- [REQUIRED WORK] Quote the records below in full, exactly as given, with the images taken out.

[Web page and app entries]
= Beginning of Section =

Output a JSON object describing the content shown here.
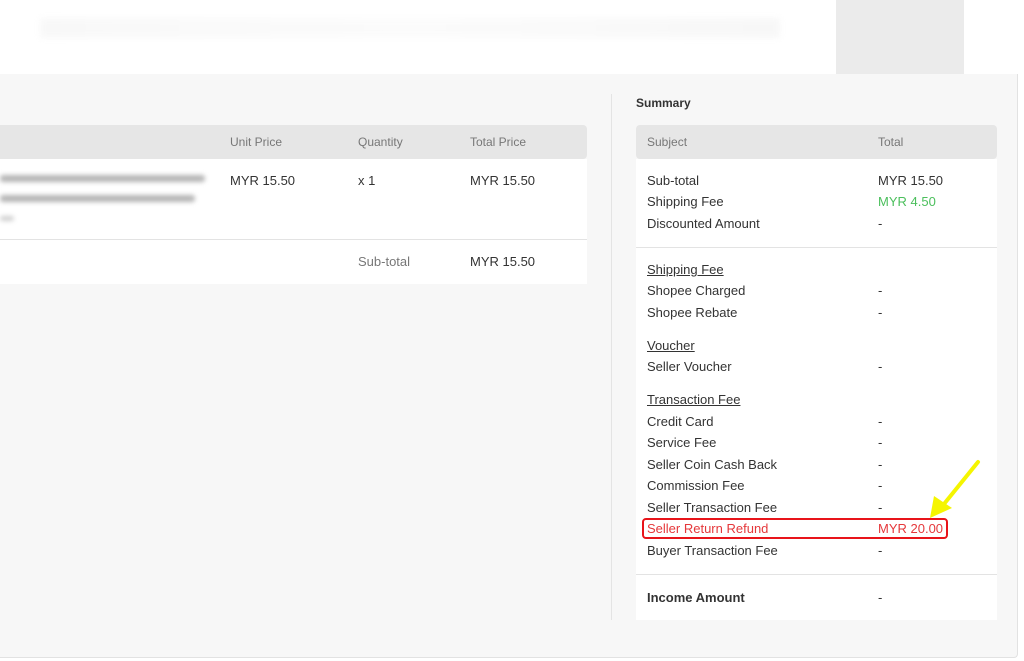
{
  "order": {
    "headers": {
      "unit_price": "Unit Price",
      "quantity": "Quantity",
      "total_price": "Total Price"
    },
    "item": {
      "unit_price": "MYR 15.50",
      "quantity": "x 1",
      "total_price": "MYR 15.50"
    },
    "subtotal_label": "Sub-total",
    "subtotal_value": "MYR 15.50"
  },
  "summary": {
    "title": "Summary",
    "headers": {
      "subject": "Subject",
      "total": "Total"
    },
    "top_rows": [
      {
        "label": "Sub-total",
        "value": "MYR 15.50"
      },
      {
        "label": "Shipping Fee",
        "value": "MYR 4.50"
      },
      {
        "label": "Discounted Amount",
        "value": "-"
      }
    ],
    "shipping_fee": {
      "title": "Shipping Fee",
      "rows": [
        {
          "label": "Shopee Charged",
          "value": "-"
        },
        {
          "label": "Shopee Rebate",
          "value": "-"
        }
      ]
    },
    "voucher": {
      "title": "Voucher",
      "rows": [
        {
          "label": "Seller Voucher",
          "value": "-"
        }
      ]
    },
    "transaction_fee": {
      "title": "Transaction Fee",
      "rows": [
        {
          "label": "Credit Card",
          "value": "-"
        },
        {
          "label": "Service Fee",
          "value": "-"
        },
        {
          "label": "Seller Coin Cash Back",
          "value": "-"
        },
        {
          "label": "Commission Fee",
          "value": "-"
        },
        {
          "label": "Seller Transaction Fee",
          "value": "-"
        },
        {
          "label": "Seller Return Refund",
          "value": "MYR 20.00"
        },
        {
          "label": "Buyer Transaction Fee",
          "value": "-"
        }
      ]
    },
    "income": {
      "label": "Income Amount",
      "value": "-"
    }
  },
  "colors": {
    "positive": "#4bbf5c",
    "refund": "#e5383b",
    "annotation_box": "#e8141a",
    "annotation_arrow": "#f5f500"
  },
  "icons": {
    "annotation": "yellow-arrow-icon"
  }
}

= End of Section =

- [ANSWER SPACE]
Output a JSON object describing the content shown here.
{
  "order": {
    "headers": {
      "unit_price": "Unit Price",
      "quantity": "Quantity",
      "total_price": "Total Price"
    },
    "item": {
      "unit_price": "MYR 15.50",
      "quantity": "x 1",
      "total_price": "MYR 15.50"
    },
    "subtotal_label": "Sub-total",
    "subtotal_value": "MYR 15.50"
  },
  "summary": {
    "title": "Summary",
    "headers": {
      "subject": "Subject",
      "total": "Total"
    },
    "top_rows": [
      {
        "label": "Sub-total",
        "value": "MYR 15.50"
      },
      {
        "label": "Shipping Fee",
        "value": "MYR 4.50"
      },
      {
        "label": "Discounted Amount",
        "value": "-"
      }
    ],
    "shipping_fee": {
      "title": "Shipping Fee",
      "rows": [
        {
          "label": "Shopee Charged",
          "value": "-"
        },
        {
          "label": "Shopee Rebate",
          "value": "-"
        }
      ]
    },
    "voucher": {
      "title": "Voucher",
      "rows": [
        {
          "label": "Seller Voucher",
          "value": "-"
        }
      ]
    },
    "transaction_fee": {
      "title": "Transaction Fee",
      "rows": [
        {
          "label": "Credit Card",
          "value": "-"
        },
        {
          "label": "Service Fee",
          "value": "-"
        },
        {
          "label": "Seller Coin Cash Back",
          "value": "-"
        },
        {
          "label": "Commission Fee",
          "value": "-"
        },
        {
          "label": "Seller Transaction Fee",
          "value": "-"
        },
        {
          "label": "Seller Return Refund",
          "value": "MYR 20.00"
        },
        {
          "label": "Buyer Transaction Fee",
          "value": "-"
        }
      ]
    },
    "income": {
      "label": "Income Amount",
      "value": "-"
    }
  },
  "colors": {
    "positive": "#4bbf5c",
    "refund": "#e5383b",
    "annotation_box": "#e8141a",
    "annotation_arrow": "#f5f500"
  },
  "icons": {
    "annotation": "yellow-arrow-icon"
  }
}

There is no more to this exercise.